> [Stored data]:
* * * * * * *

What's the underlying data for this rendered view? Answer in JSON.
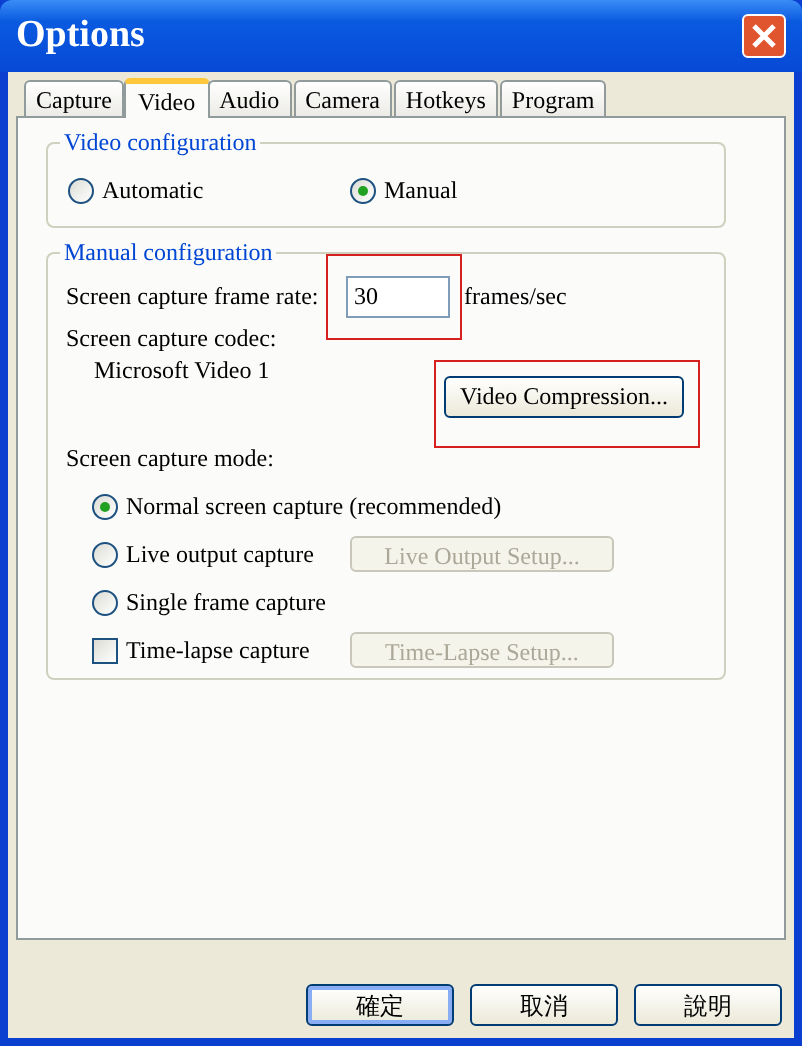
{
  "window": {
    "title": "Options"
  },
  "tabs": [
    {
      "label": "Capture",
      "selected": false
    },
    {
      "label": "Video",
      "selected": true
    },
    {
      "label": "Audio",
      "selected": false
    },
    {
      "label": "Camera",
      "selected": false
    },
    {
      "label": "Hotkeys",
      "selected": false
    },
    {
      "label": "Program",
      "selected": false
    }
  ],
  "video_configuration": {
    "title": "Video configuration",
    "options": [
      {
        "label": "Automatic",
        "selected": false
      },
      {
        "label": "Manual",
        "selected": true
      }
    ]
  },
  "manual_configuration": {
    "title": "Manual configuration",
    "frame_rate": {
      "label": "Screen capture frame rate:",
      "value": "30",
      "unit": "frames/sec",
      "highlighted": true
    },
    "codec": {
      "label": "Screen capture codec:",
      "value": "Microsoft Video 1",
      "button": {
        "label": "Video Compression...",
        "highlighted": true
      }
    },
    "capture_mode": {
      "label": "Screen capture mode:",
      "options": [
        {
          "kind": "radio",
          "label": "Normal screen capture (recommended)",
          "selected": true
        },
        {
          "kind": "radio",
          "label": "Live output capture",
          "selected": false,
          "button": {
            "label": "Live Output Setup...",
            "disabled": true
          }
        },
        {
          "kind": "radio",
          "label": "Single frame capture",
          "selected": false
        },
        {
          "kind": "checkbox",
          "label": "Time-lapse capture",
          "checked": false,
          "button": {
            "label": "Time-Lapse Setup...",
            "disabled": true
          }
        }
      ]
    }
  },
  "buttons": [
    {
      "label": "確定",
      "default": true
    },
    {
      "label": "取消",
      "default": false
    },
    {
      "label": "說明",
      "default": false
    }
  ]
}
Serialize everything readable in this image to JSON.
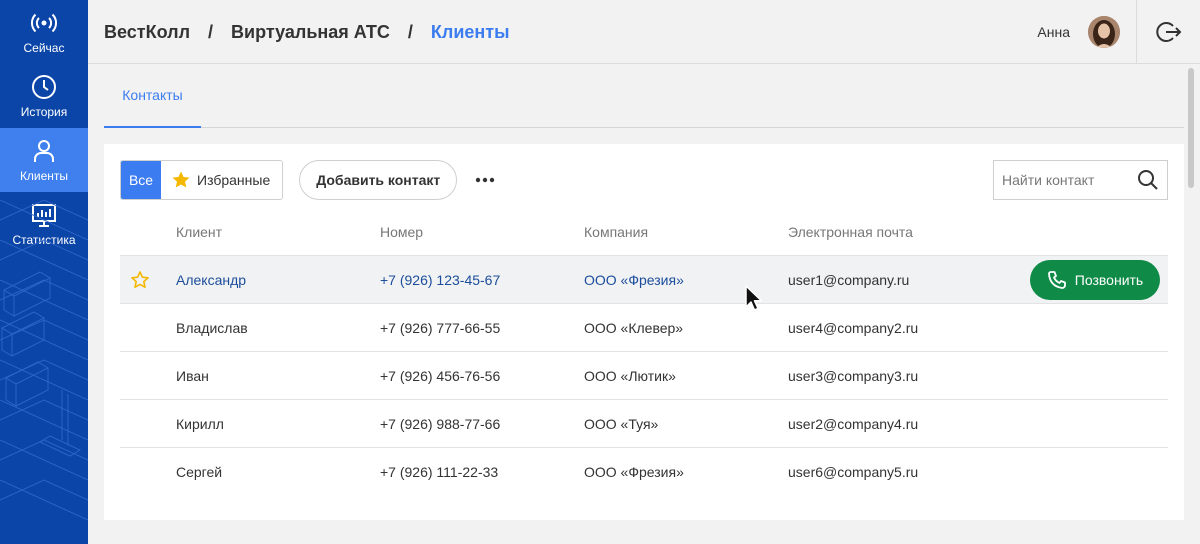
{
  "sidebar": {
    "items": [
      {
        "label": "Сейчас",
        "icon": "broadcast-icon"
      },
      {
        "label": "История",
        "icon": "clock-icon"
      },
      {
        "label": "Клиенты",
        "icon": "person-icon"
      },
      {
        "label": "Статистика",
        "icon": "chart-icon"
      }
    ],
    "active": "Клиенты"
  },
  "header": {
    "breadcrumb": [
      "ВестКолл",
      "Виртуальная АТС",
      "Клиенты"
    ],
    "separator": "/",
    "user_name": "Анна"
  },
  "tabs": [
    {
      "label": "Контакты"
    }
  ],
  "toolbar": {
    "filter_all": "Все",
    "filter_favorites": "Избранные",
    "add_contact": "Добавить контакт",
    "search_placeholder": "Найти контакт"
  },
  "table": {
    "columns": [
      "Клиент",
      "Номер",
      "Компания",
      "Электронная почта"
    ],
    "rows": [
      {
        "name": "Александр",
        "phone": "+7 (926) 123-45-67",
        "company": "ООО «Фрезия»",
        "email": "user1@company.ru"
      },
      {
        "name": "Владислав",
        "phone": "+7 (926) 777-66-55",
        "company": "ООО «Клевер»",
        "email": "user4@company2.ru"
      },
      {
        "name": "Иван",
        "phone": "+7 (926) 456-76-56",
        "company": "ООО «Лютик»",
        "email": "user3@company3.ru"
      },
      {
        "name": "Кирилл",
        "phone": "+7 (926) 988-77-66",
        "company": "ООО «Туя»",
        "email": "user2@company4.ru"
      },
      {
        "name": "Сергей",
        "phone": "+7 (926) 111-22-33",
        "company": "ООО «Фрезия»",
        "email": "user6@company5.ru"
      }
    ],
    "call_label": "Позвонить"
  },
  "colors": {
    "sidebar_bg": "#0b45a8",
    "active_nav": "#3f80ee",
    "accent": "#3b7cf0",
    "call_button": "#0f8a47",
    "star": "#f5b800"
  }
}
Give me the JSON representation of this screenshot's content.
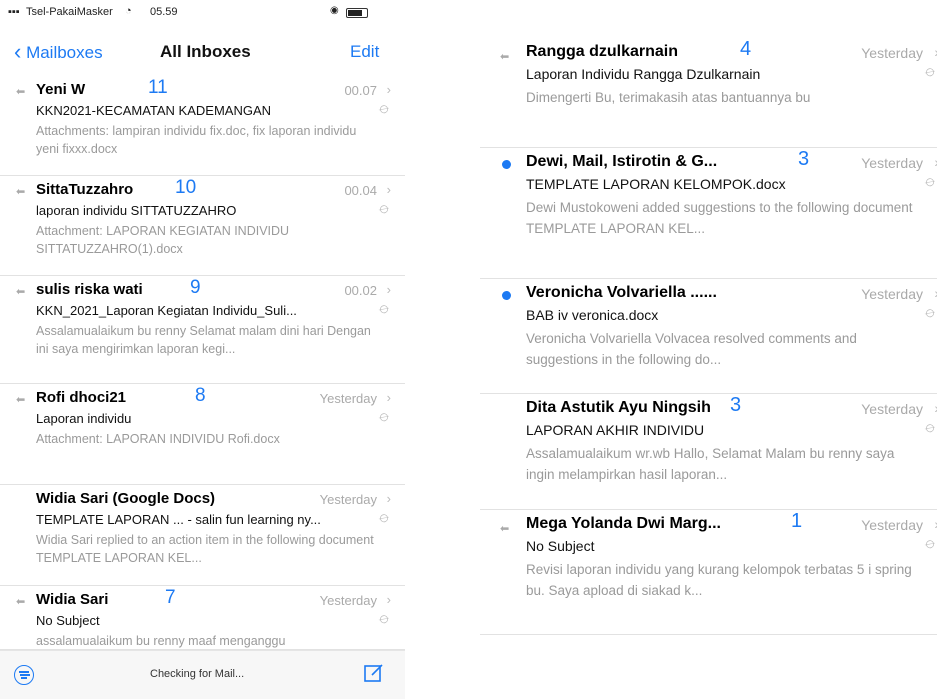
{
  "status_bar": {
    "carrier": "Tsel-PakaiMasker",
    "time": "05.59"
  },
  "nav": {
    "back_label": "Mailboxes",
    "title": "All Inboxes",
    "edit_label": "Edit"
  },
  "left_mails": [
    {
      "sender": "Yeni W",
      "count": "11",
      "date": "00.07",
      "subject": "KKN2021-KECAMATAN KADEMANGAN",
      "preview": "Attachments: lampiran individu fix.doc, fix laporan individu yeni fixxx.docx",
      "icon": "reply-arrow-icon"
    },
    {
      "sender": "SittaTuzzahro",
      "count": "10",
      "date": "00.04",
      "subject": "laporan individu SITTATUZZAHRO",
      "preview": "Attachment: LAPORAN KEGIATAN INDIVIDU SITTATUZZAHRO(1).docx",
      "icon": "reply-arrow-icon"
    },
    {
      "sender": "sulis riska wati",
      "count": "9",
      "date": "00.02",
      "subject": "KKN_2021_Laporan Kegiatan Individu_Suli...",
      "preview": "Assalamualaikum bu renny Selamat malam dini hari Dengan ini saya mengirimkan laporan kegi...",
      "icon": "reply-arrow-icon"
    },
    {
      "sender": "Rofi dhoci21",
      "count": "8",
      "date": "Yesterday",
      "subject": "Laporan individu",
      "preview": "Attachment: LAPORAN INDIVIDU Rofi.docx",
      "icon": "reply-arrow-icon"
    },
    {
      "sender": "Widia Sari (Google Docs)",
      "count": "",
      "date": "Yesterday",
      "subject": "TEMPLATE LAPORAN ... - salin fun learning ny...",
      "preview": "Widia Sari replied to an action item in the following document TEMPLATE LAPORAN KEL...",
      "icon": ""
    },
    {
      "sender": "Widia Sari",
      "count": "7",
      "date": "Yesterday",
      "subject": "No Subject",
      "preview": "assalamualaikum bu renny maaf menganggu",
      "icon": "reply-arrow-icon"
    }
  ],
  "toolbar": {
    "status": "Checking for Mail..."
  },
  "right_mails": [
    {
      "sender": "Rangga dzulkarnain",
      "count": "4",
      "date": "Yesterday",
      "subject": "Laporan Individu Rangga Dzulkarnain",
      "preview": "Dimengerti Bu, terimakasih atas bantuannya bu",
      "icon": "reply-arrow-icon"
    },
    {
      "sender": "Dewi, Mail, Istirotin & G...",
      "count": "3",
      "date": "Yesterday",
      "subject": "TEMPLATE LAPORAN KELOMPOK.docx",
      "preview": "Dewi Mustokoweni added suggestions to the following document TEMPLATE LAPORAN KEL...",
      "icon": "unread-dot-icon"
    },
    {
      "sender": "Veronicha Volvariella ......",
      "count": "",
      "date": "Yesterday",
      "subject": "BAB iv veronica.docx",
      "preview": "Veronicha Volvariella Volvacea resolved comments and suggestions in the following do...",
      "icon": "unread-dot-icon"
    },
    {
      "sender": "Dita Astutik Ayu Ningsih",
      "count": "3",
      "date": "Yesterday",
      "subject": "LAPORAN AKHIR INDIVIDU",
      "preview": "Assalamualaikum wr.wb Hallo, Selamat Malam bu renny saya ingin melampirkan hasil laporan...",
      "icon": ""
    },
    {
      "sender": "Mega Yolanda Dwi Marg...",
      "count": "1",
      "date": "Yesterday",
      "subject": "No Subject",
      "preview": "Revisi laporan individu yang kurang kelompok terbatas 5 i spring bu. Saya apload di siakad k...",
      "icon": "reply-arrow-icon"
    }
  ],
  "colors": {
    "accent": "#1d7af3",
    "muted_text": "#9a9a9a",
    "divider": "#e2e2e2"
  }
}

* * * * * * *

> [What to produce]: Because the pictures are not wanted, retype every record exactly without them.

> [Task response]:
What's the underlying data for this rendered view? Answer in JSON.
{
  "window": {
    "title": "Options"
  },
  "tabs": [
    {
      "label": "Capture",
      "selected": false
    },
    {
      "label": "Video",
      "selected": true
    },
    {
      "label": "Audio",
      "selected": false
    },
    {
      "label": "Camera",
      "selected": false
    },
    {
      "label": "Hotkeys",
      "selected": false
    },
    {
      "label": "Program",
      "selected": false
    }
  ],
  "video_configuration": {
    "title": "Video configuration",
    "options": [
      {
        "label": "Automatic",
        "selected": false
      },
      {
        "label": "Manual",
        "selected": true
      }
    ]
  },
  "manual_configuration": {
    "title": "Manual configuration",
    "frame_rate": {
      "label": "Screen capture frame rate:",
      "value": "30",
      "unit": "frames/sec",
      "highlighted": true
    },
    "codec": {
      "label": "Screen capture codec:",
      "value": "Microsoft Video 1",
      "button": {
        "label": "Video Compression...",
        "highlighted": true
      }
    },
    "capture_mode": {
      "label": "Screen capture mode:",
      "options": [
        {
          "kind": "radio",
          "label": "Normal screen capture (recommended)",
          "selected": true
        },
        {
          "kind": "radio",
          "label": "Live output capture",
          "selected": false,
          "button": {
            "label": "Live Output Setup...",
            "disabled": true
          }
        },
        {
          "kind": "radio",
          "label": "Single frame capture",
          "selected": false
        },
        {
          "kind": "checkbox",
          "label": "Time-lapse capture",
          "checked": false,
          "button": {
            "label": "Time-Lapse Setup...",
            "disabled": true
          }
        }
      ]
    }
  },
  "buttons": [
    {
      "label": "確定",
      "default": true
    },
    {
      "label": "取消",
      "default": false
    },
    {
      "label": "說明",
      "default": false
    }
  ]
}
Serialize everything readable in this image to JSON.
{
  "sidebar": {
    "items": [
      {
        "label": "Сейчас",
        "icon": "broadcast-icon"
      },
      {
        "label": "История",
        "icon": "clock-icon"
      },
      {
        "label": "Клиенты",
        "icon": "person-icon"
      },
      {
        "label": "Статистика",
        "icon": "chart-icon"
      }
    ],
    "active": "Клиенты"
  },
  "header": {
    "breadcrumb": [
      "ВестКолл",
      "Виртуальная АТС",
      "Клиенты"
    ],
    "separator": "/",
    "user_name": "Анна"
  },
  "tabs": [
    {
      "label": "Контакты"
    }
  ],
  "toolbar": {
    "filter_all": "Все",
    "filter_favorites": "Избранные",
    "add_contact": "Добавить контакт",
    "search_placeholder": "Найти контакт"
  },
  "table": {
    "columns": [
      "Клиент",
      "Номер",
      "Компания",
      "Электронная почта"
    ],
    "rows": [
      {
        "name": "Александр",
        "phone": "+7 (926) 123-45-67",
        "company": "ООО «Фрезия»",
        "email": "user1@company.ru"
      },
      {
        "name": "Владислав",
        "phone": "+7 (926) 777-66-55",
        "company": "ООО «Клевер»",
        "email": "user4@company2.ru"
      },
      {
        "name": "Иван",
        "phone": "+7 (926) 456-76-56",
        "company": "ООО «Лютик»",
        "email": "user3@company3.ru"
      },
      {
        "name": "Кирилл",
        "phone": "+7 (926) 988-77-66",
        "company": "ООО «Туя»",
        "email": "user2@company4.ru"
      },
      {
        "name": "Сергей",
        "phone": "+7 (926) 111-22-33",
        "company": "ООО «Фрезия»",
        "email": "user6@company5.ru"
      }
    ],
    "call_label": "Позвонить"
  },
  "colors": {
    "sidebar_bg": "#0b45a8",
    "active_nav": "#3f80ee",
    "accent": "#3b7cf0",
    "call_button": "#0f8a47",
    "star": "#f5b800"
  }
}
Give me the JSON representation of this screenshot's content.
{
  "status_bar": {
    "carrier": "Tsel-PakaiMasker",
    "time": "05.59"
  },
  "nav": {
    "back_label": "Mailboxes",
    "title": "All Inboxes",
    "edit_label": "Edit"
  },
  "left_mails": [
    {
      "sender": "Yeni W",
      "count": "11",
      "date": "00.07",
      "subject": "KKN2021-KECAMATAN KADEMANGAN",
      "preview": "Attachments: lampiran individu fix.doc, fix laporan individu yeni fixxx.docx",
      "icon": "reply-arrow-icon"
    },
    {
      "sender": "SittaTuzzahro",
      "count": "10",
      "date": "00.04",
      "subject": "laporan individu SITTATUZZAHRO",
      "preview": "Attachment: LAPORAN KEGIATAN INDIVIDU SITTATUZZAHRO(1).docx",
      "icon": "reply-arrow-icon"
    },
    {
      "sender": "sulis riska wati",
      "count": "9",
      "date": "00.02",
      "subject": "KKN_2021_Laporan Kegiatan Individu_Suli...",
      "preview": "Assalamualaikum bu renny Selamat malam dini hari Dengan ini saya mengirimkan laporan kegi...",
      "icon": "reply-arrow-icon"
    },
    {
      "sender": "Rofi dhoci21",
      "count": "8",
      "date": "Yesterday",
      "subject": "Laporan individu",
      "preview": "Attachment: LAPORAN INDIVIDU Rofi.docx",
      "icon": "reply-arrow-icon"
    },
    {
      "sender": "Widia Sari (Google Docs)",
      "count": "",
      "date": "Yesterday",
      "subject": "TEMPLATE LAPORAN ... - salin fun learning ny...",
      "preview": "Widia Sari replied to an action item in the following document TEMPLATE LAPORAN KEL...",
      "icon": ""
    },
    {
      "sender": "Widia Sari",
      "count": "7",
      "date": "Yesterday",
      "subject": "No Subject",
      "preview": "assalamualaikum bu renny maaf menganggu",
      "icon": "reply-arrow-icon"
    }
  ],
  "toolbar": {
    "status": "Checking for Mail..."
  },
  "right_mails": [
    {
      "sender": "Rangga dzulkarnain",
      "count": "4",
      "date": "Yesterday",
      "subject": "Laporan Individu Rangga Dzulkarnain",
      "preview": "Dimengerti Bu, terimakasih atas bantuannya bu",
      "icon": "reply-arrow-icon"
    },
    {
      "sender": "Dewi, Mail, Istirotin & G...",
      "count": "3",
      "date": "Yesterday",
      "subject": "TEMPLATE LAPORAN KELOMPOK.docx",
      "preview": "Dewi Mustokoweni added suggestions to the following document TEMPLATE LAPORAN KEL...",
      "icon": "unread-dot-icon"
    },
    {
      "sender": "Veronicha Volvariella ......",
      "count": "",
      "date": "Yesterday",
      "subject": "BAB iv veronica.docx",
      "preview": "Veronicha Volvariella Volvacea resolved comments and suggestions in the following do...",
      "icon": "unread-dot-icon"
    },
    {
      "sender": "Dita Astutik Ayu Ningsih",
      "count": "3",
      "date": "Yesterday",
      "subject": "LAPORAN AKHIR INDIVIDU",
      "preview": "Assalamualaikum wr.wb Hallo, Selamat Malam bu renny saya ingin melampirkan hasil laporan...",
      "icon": ""
    },
    {
      "sender": "Mega Yolanda Dwi Marg...",
      "count": "1",
      "date": "Yesterday",
      "subject": "No Subject",
      "preview": "Revisi laporan individu yang kurang kelompok terbatas 5 i spring bu. Saya apload di siakad k...",
      "icon": "reply-arrow-icon"
    }
  ],
  "colors": {
    "accent": "#1d7af3",
    "muted_text": "#9a9a9a",
    "divider": "#e2e2e2"
  }
}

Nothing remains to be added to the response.